There were a lot of messages to parse out of the Lemonade concept film, and even more to sift through in the songs themselves. But when it comes to marriage and commitment, Lemonade seems to be declaring that fact of the matter is that they are hard and painful work. A relationship takes time and effort from both partners to truly last, as Beyoncé reinforces in "Love Drought" with lyrics like, "Ten times out of nine, I know you're lying, but nine times outta ten, I know you're trying. So I'm trying to be fair." But, in keeping with the concept of the album, Beyoncé adds another layer to that message: When faced with a betrayal as intense as cheating, the first thing that a person has to work on is his or herself. "What's worse," she asks on "Hold Up" with an almost wry tone. "Lookin' jealous or crazy? Or like being walked all over lately? I'd rather be crazy."

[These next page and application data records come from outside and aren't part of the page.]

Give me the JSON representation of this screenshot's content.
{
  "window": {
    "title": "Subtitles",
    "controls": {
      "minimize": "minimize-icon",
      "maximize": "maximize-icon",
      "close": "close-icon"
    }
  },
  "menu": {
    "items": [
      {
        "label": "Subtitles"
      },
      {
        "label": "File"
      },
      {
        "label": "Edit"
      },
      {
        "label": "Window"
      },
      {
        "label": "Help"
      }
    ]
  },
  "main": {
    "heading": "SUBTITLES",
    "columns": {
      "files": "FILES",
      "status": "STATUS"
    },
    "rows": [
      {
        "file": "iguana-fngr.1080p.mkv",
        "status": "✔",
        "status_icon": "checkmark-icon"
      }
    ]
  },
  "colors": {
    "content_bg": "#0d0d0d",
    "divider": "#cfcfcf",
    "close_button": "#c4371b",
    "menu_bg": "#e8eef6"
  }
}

P.s. We talked Lemonade on the latest episode of Bustle's podcast The Chat Room, because duh. Listen here:
She goes on to muse that the vulnerability and the pain might seem overwhelming when it happens, but you can overcome because you are stronger than the bad things that happen to you. "I'ma wave through your shallow love," she shouts on "Freedom." "Tell the deep I'm new. I'm telling these tears, 'Go and fall away.' May the last one burn into flames." Then, once that anger fades, Beyoncé promises that you're not weaker for forgiving the one who hurt you. That forgiveness might be the hardest step on the road to healing, a message that is best shown in the song "All Night," with the lyrics, "They say true love's the greatest weapon to win the war caused by pain... True love breathes salvation back into me. With every tear came redemption, and my torturer became a remedy."
So did Jay Z cheat on Beyoncé? Are any of the songs on Lemonade about Beyoncé's real life? At this point, it doesn't matter. The truth within the gossip doesn't take away from the magnificence of what Beyoncé has accomplished with this album. The truth within the gossip doesn't make her any more or less qualified to give us an album about a happy marriage followed by an album about a fractured one. The truth within the gossip is the message that, no matter what we as women face — in life, in society, in relationships — Beyoncé encourages us to move forward. And, if we're lucky, we'll have her words and a bomb ass beat to guide us.
Image: HBO (3); Giphy